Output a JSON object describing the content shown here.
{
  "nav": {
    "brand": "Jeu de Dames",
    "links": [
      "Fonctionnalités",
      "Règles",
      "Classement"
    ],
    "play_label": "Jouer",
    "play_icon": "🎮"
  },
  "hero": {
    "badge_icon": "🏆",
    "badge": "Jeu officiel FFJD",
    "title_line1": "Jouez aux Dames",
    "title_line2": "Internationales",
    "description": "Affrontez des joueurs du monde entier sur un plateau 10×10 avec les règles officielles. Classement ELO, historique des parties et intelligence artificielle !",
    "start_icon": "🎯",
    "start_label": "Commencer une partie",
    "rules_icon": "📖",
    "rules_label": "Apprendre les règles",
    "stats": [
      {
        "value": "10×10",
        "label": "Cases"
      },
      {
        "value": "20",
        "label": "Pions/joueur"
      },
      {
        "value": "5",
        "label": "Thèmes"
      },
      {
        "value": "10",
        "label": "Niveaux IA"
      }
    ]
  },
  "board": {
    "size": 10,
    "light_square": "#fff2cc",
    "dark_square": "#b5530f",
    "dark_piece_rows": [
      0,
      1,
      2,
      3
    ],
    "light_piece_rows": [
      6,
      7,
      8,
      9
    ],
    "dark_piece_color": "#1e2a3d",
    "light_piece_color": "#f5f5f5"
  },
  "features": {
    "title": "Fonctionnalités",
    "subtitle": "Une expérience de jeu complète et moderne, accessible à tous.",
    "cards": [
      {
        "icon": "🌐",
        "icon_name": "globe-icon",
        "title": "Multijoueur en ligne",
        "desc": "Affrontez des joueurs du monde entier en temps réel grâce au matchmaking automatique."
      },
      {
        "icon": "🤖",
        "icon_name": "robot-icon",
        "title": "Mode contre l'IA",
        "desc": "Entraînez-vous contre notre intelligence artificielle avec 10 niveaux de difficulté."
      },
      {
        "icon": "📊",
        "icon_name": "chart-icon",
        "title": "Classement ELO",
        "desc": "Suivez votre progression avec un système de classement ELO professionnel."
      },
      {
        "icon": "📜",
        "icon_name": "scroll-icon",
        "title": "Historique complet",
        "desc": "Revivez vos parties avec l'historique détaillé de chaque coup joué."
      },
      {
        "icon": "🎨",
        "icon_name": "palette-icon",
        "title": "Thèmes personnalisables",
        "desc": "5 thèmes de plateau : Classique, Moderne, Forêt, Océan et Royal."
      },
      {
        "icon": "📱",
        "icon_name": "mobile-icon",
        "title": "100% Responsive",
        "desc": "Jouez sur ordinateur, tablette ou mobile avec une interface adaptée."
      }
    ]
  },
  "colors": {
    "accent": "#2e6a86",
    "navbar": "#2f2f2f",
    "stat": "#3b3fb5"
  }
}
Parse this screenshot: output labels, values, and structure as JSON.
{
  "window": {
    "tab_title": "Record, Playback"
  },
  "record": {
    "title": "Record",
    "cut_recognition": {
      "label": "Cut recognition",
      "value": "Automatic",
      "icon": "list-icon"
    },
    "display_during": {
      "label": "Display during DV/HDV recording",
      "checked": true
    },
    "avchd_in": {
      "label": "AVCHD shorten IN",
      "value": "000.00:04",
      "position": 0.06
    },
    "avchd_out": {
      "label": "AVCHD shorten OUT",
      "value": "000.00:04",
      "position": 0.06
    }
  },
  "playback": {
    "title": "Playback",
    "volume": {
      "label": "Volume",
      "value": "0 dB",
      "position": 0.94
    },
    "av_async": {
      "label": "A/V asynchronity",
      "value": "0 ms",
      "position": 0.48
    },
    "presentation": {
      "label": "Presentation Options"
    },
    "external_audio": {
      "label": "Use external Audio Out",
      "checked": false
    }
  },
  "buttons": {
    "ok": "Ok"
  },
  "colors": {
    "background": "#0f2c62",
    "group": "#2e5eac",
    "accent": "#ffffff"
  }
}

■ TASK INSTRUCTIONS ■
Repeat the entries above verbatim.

■ ANSWER BOX ■
Output a JSON object describing the content shown here.
{
  "nav": {
    "brand": "Jeu de Dames",
    "links": [
      "Fonctionnalités",
      "Règles",
      "Classement"
    ],
    "play_label": "Jouer",
    "play_icon": "🎮"
  },
  "hero": {
    "badge_icon": "🏆",
    "badge": "Jeu officiel FFJD",
    "title_line1": "Jouez aux Dames",
    "title_line2": "Internationales",
    "description": "Affrontez des joueurs du monde entier sur un plateau 10×10 avec les règles officielles. Classement ELO, historique des parties et intelligence artificielle !",
    "start_icon": "🎯",
    "start_label": "Commencer une partie",
    "rules_icon": "📖",
    "rules_label": "Apprendre les règles",
    "stats": [
      {
        "value": "10×10",
        "label": "Cases"
      },
      {
        "value": "20",
        "label": "Pions/joueur"
      },
      {
        "value": "5",
        "label": "Thèmes"
      },
      {
        "value": "10",
        "label": "Niveaux IA"
      }
    ]
  },
  "board": {
    "size": 10,
    "light_square": "#fff2cc",
    "dark_square": "#b5530f",
    "dark_piece_rows": [
      0,
      1,
      2,
      3
    ],
    "light_piece_rows": [
      6,
      7,
      8,
      9
    ],
    "dark_piece_color": "#1e2a3d",
    "light_piece_color": "#f5f5f5"
  },
  "features": {
    "title": "Fonctionnalités",
    "subtitle": "Une expérience de jeu complète et moderne, accessible à tous.",
    "cards": [
      {
        "icon": "🌐",
        "icon_name": "globe-icon",
        "title": "Multijoueur en ligne",
        "desc": "Affrontez des joueurs du monde entier en temps réel grâce au matchmaking automatique."
      },
      {
        "icon": "🤖",
        "icon_name": "robot-icon",
        "title": "Mode contre l'IA",
        "desc": "Entraînez-vous contre notre intelligence artificielle avec 10 niveaux de difficulté."
      },
      {
        "icon": "📊",
        "icon_name": "chart-icon",
        "title": "Classement ELO",
        "desc": "Suivez votre progression avec un système de classement ELO professionnel."
      },
      {
        "icon": "📜",
        "icon_name": "scroll-icon",
        "title": "Historique complet",
        "desc": "Revivez vos parties avec l'historique détaillé de chaque coup joué."
      },
      {
        "icon": "🎨",
        "icon_name": "palette-icon",
        "title": "Thèmes personnalisables",
        "desc": "5 thèmes de plateau : Classique, Moderne, Forêt, Océan et Royal."
      },
      {
        "icon": "📱",
        "icon_name": "mobile-icon",
        "title": "100% Responsive",
        "desc": "Jouez sur ordinateur, tablette ou mobile avec une interface adaptée."
      }
    ]
  },
  "colors": {
    "accent": "#2e6a86",
    "navbar": "#2f2f2f",
    "stat": "#3b3fb5"
  }
}
Parse this screenshot: output labels, values, and structure as JSON.
{
  "window": {
    "tab_title": "Record, Playback"
  },
  "record": {
    "title": "Record",
    "cut_recognition": {
      "label": "Cut recognition",
      "value": "Automatic",
      "icon": "list-icon"
    },
    "display_during": {
      "label": "Display during DV/HDV recording",
      "checked": true
    },
    "avchd_in": {
      "label": "AVCHD shorten IN",
      "value": "000.00:04",
      "position": 0.06
    },
    "avchd_out": {
      "label": "AVCHD shorten OUT",
      "value": "000.00:04",
      "position": 0.06
    }
  },
  "playback": {
    "title": "Playback",
    "volume": {
      "label": "Volume",
      "value": "0 dB",
      "position": 0.94
    },
    "av_async": {
      "label": "A/V asynchronity",
      "value": "0 ms",
      "position": 0.48
    },
    "presentation": {
      "label": "Presentation Options"
    },
    "external_audio": {
      "label": "Use external Audio Out",
      "checked": false
    }
  },
  "buttons": {
    "ok": "Ok"
  },
  "colors": {
    "background": "#0f2c62",
    "group": "#2e5eac",
    "accent": "#ffffff"
  }
}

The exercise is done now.